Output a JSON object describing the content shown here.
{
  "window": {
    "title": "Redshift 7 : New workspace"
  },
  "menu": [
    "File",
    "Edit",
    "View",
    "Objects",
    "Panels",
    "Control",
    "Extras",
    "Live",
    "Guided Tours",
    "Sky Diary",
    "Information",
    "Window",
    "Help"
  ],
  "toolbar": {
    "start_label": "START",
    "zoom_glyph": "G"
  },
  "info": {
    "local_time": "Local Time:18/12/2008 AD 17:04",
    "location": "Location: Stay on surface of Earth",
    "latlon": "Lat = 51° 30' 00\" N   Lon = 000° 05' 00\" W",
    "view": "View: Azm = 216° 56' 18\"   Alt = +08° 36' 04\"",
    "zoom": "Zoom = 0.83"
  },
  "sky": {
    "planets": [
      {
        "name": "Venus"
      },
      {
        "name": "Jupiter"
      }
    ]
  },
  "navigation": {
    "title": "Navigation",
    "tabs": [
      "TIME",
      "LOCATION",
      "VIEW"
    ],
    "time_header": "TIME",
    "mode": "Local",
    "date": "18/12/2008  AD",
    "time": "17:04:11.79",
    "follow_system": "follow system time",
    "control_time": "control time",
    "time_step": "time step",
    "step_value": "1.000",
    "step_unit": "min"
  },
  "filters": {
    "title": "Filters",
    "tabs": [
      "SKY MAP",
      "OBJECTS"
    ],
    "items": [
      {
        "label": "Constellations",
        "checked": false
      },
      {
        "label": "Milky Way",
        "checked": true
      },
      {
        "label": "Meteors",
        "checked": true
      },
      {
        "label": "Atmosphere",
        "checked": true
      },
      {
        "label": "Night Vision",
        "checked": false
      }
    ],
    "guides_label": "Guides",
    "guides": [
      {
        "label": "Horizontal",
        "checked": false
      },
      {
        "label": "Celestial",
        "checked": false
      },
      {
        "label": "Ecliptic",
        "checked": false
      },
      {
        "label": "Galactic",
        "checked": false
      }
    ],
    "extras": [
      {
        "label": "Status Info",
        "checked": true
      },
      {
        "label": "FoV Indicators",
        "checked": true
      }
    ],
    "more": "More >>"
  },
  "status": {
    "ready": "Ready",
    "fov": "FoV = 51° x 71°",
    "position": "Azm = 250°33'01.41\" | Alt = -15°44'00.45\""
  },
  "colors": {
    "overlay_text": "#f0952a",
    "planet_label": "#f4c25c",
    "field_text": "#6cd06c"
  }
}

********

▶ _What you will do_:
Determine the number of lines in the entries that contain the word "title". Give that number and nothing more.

▶ _Reply_:
3